§ Task description
Pull out every line below that contains the word "this".

§ Given entries
----
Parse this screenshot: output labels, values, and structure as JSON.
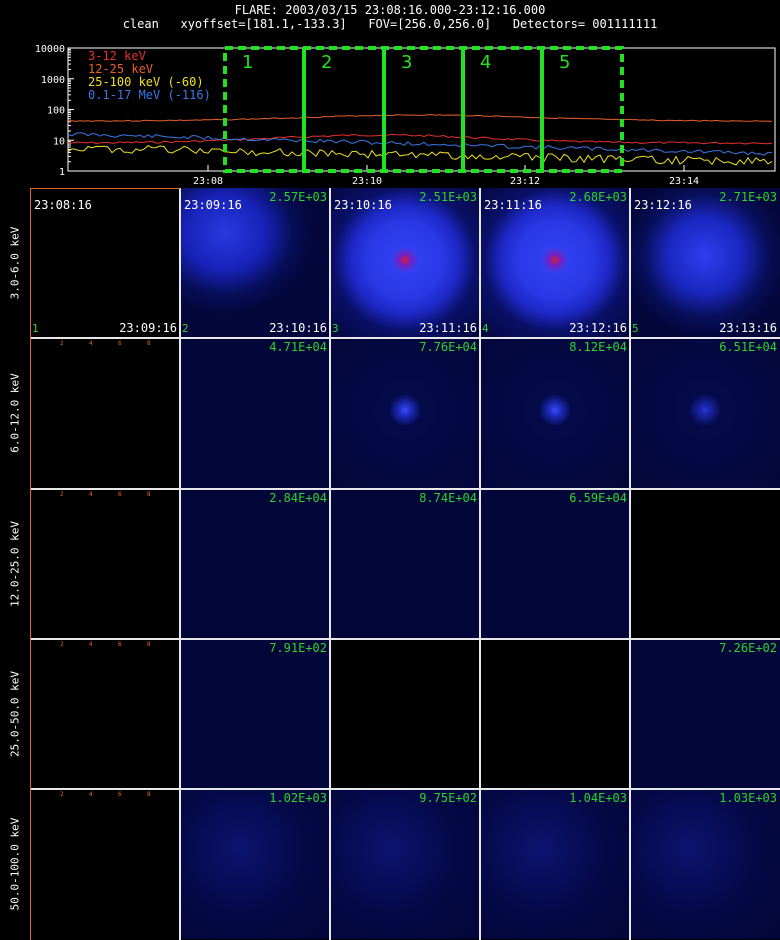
{
  "header": {
    "line1": "FLARE: 2003/03/15 23:08:16.000-23:12:16.000",
    "line2": "clean   xyoffset=[181.1,-133.3]   FOV=[256.0,256.0]   Detectors= 001111111"
  },
  "lightcurve": {
    "yticks": [
      "10000",
      "1000",
      "100",
      "10",
      "1"
    ],
    "xticks": [
      "23:08",
      "23:10",
      "23:12",
      "23:14"
    ],
    "legend": [
      {
        "label": "3-12 keV",
        "color": "#e8302c"
      },
      {
        "label": "12-25 keV",
        "color": "#e8602c"
      },
      {
        "label": "25-100 keV (-60)",
        "color": "#f0e020"
      },
      {
        "label": "0.1-17 MeV (-116)",
        "color": "#3a78e8"
      }
    ],
    "intervals": [
      "1",
      "2",
      "3",
      "4",
      "5"
    ],
    "interval_color": "#22e022"
  },
  "energy_bands": [
    "3.0-6.0 keV",
    "6.0-12.0 keV",
    "12.0-25.0 keV",
    "25.0-50.0 keV",
    "50.0-100.0 keV"
  ],
  "time_labels": {
    "starts": [
      "23:08:16",
      "23:09:16",
      "23:10:16",
      "23:11:16",
      "23:12:16"
    ],
    "ends": [
      "23:09:16",
      "23:10:16",
      "23:11:16",
      "23:12:16",
      "23:13:16"
    ],
    "numbers": [
      "1",
      "2",
      "3",
      "4",
      "5"
    ]
  },
  "small_ticks": [
    "2",
    "4",
    "6",
    "8"
  ],
  "maxima": [
    [
      "",
      "2.57E+03",
      "2.51E+03",
      "2.68E+03",
      "2.71E+03"
    ],
    [
      "",
      "4.71E+04",
      "7.76E+04",
      "8.12E+04",
      "6.51E+04"
    ],
    [
      "",
      "2.84E+04",
      "8.74E+04",
      "6.59E+04",
      ""
    ],
    [
      "",
      "7.91E+02",
      "",
      "",
      "7.26E+02"
    ],
    [
      "",
      "1.02E+03",
      "9.75E+02",
      "1.04E+03",
      "1.03E+03"
    ]
  ]
}
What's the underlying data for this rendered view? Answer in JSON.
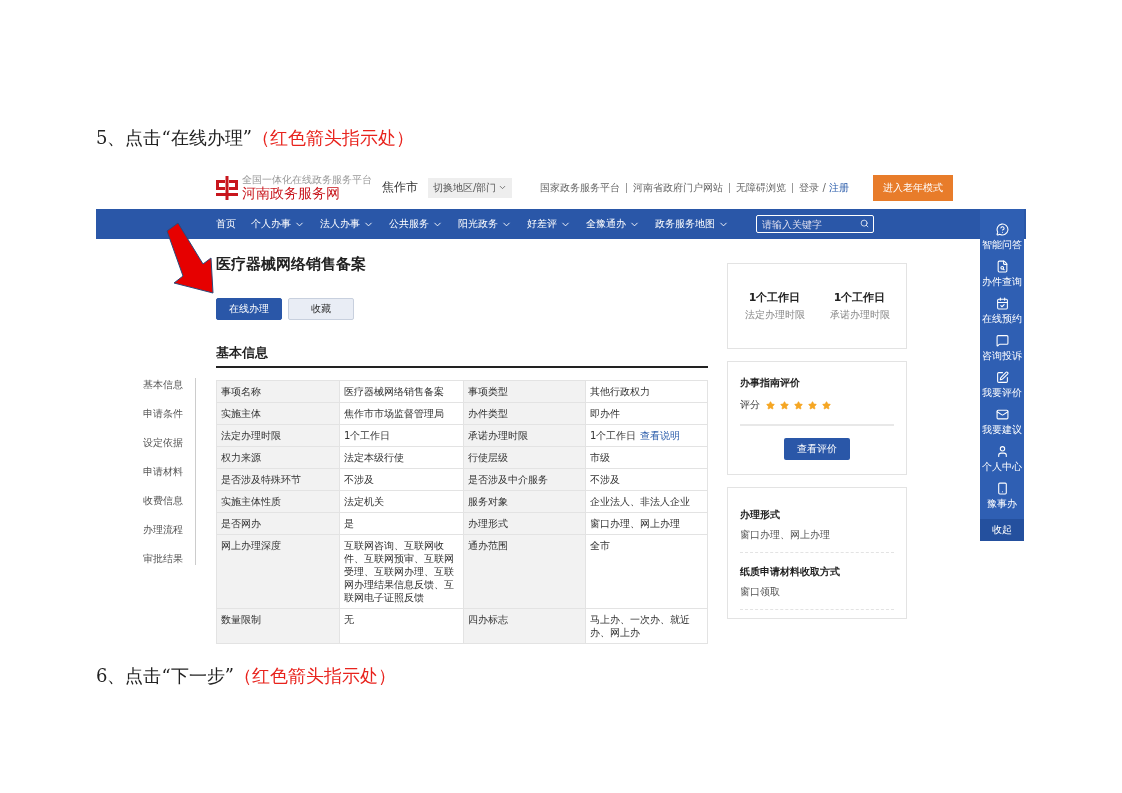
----
§ Exercise output
Parse this screenshot: output labels, values, and structure as JSON.
What's the underlying data for this rendered view? Answer in JSON.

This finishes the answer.